If there was one way pro-independence Catalans could bring discredit on themselves, it was to stoop to the level of their opponents. For years, independentists have had to put up with regular accusations of being selfish, greedy, insane, stupid, terrorists, ETA, 18th century throwbacks, fascists, Nazis, Hitler.
So when last week’s ‘Polònia’ on TV3 ran a sketch comparing Mariano Rajoy to Hitler in the famous bunker scene from Downfall, I turned to Gemma and said “That’s not good”. Since then, the PP has threatened legal action and my fellow independentists have gone into overdrive defending the sketch and mocking the Spanish right’s “sense of humor failure”. Here’s why they’re wrong.
The Meme – not great comedy
The sketch was yet another version of a meme based on 2004’s German film, Downfall. It’s a great film and in context, a powerful scene. Hitler berates his generals for their failures, all the while refusing to accept the truth: that it’s all over. That the noise and the rumbling all around them is Soviet artillery already in Berlin.
The meme is first recorded in 2006, with Hitler re-dubbed in German complaining about Microsoft writing off its popular Flight Simulator game. Since then, around a thousand more parodies have been made, generally dubbing the original footage but sometimes simply imitating it.
I’ve written poorly about comedy here in the past. I watch a lot of comedy, read about comedy, listen to podcasts about comedy, read comedy scripts, think about comedy: it’s something I love and an important part of my life. And in my opinion, the Hitler Bunker Meme got pretty tired pretty quickly. Around about the time that guy used it to complain about Microsoft Flight Simulator. A thousand versions later and it’s one of the worst jokes I can think of. Dull, trite, derivative, unimaginative, OLD. Let’s face it: if you’re writing comedy in 2014 and you think the Bunker meme is right for this week’s main sketch, you need to catch up. That joke is 8 years old (and wasn’t that funny at the time).
Which brings me onto Polònia itself. Since 2006 (yeah), it has been one of the best comedy shows on Spanish TV. It brought a kind of satirical irreverence which people across Catalonia (and Spain – Dan Hancox records in Ghosts of Spain that anarchists in Andalusia enjoy watching it) just drank up. Its treatment of the royal family and the main political actors in Spain and Catalonia became legendary and made it the most popular show of the week on Catalan TV. I adored some of its musical numbers, including Imagine reimagined by Artur Mas and Oriol Pujol in 2012.
But shortly after that sketch aired, something happened to Polònia.

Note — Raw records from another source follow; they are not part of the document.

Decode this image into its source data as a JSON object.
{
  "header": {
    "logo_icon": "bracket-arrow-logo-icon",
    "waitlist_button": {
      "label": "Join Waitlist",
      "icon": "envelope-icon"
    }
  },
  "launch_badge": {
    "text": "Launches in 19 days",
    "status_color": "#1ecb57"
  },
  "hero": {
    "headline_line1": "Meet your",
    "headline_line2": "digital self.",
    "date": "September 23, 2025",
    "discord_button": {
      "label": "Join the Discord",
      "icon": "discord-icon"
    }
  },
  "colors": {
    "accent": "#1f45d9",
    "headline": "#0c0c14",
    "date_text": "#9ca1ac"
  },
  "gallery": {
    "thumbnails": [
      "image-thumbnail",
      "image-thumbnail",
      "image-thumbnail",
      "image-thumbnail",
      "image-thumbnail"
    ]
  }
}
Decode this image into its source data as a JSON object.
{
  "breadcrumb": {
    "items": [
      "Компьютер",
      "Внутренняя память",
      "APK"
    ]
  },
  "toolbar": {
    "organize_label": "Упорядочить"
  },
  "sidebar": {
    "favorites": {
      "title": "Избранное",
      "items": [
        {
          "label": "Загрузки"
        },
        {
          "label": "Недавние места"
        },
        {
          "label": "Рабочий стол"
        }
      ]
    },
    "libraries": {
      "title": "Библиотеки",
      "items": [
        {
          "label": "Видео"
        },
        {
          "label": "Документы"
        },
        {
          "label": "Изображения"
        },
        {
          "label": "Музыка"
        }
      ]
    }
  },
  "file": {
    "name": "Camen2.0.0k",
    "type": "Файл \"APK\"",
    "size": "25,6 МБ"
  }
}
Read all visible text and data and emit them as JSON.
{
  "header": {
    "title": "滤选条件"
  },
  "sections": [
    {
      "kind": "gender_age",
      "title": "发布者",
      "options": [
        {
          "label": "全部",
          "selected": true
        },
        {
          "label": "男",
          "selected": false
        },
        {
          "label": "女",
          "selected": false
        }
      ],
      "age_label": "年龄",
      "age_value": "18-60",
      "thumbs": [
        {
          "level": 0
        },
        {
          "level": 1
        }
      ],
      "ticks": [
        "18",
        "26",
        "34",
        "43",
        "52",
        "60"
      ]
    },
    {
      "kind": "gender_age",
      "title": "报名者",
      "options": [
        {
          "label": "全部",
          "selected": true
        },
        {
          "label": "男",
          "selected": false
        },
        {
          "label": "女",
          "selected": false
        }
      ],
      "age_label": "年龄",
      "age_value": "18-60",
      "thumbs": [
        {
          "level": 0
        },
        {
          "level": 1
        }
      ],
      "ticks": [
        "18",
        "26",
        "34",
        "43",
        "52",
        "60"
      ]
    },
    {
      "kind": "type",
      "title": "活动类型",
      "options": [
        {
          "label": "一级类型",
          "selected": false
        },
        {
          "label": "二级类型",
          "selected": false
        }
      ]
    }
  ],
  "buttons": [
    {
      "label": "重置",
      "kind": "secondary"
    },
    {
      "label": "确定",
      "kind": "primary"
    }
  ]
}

In a fairly short time frame, the show suddenly started to poke far less fun at Artur Mas, previously mocked for his vanity and his upper-class attitudes. It started to treat him with reverence, which I found pretty unpleasant. Since then, Toni Soler’s show has continued to go downhill. If I catch it, I’ll still watch. But I get few laughs out of it now. Basically only if the princess is on it.
You can be sure that the writers at Polònia wouldn’t never even consider using the Bunker meme to joke about Artur Mas, even if he were in the middle of a deep crisis. It would undo the work of the last 2 years.
Banal and self-defeating
Besides which, it was ideologically foolish. Much has been made in Catalonia of the ‘banalization of Nazism/fascism’ on the part of the PP and Ciutadans. And quite right, too. Unwilling to debate the political issues surrounding potential independence for Catalonia, both parties (now representing a combined 10% of the Catalan vote, according to recent polls) have used the most atrocious rhetoric to criticize the process. They’ve almost certainly encouraged some fence-sitters to join the pro-independence side, sick of the insults and the dismissive attitude.
And now they’ve thrown all that goodwill away.
As for the independentists who have howled like banshees over the last week, complaining that the PP lacks a sense of humor, or the intelligence to understand a joke… they should take a deep breath, read their words back and see whether they can detect any discrepancies in their attitudes. The joke wasn’t remotely funny by any real comedic standards. And calling Rajoy Hitler in the Bunker is not the way we’re going to win the argument.
I won’t be watching tonight’s Polònia. El Gran Wyoming, however, always has a place at my table.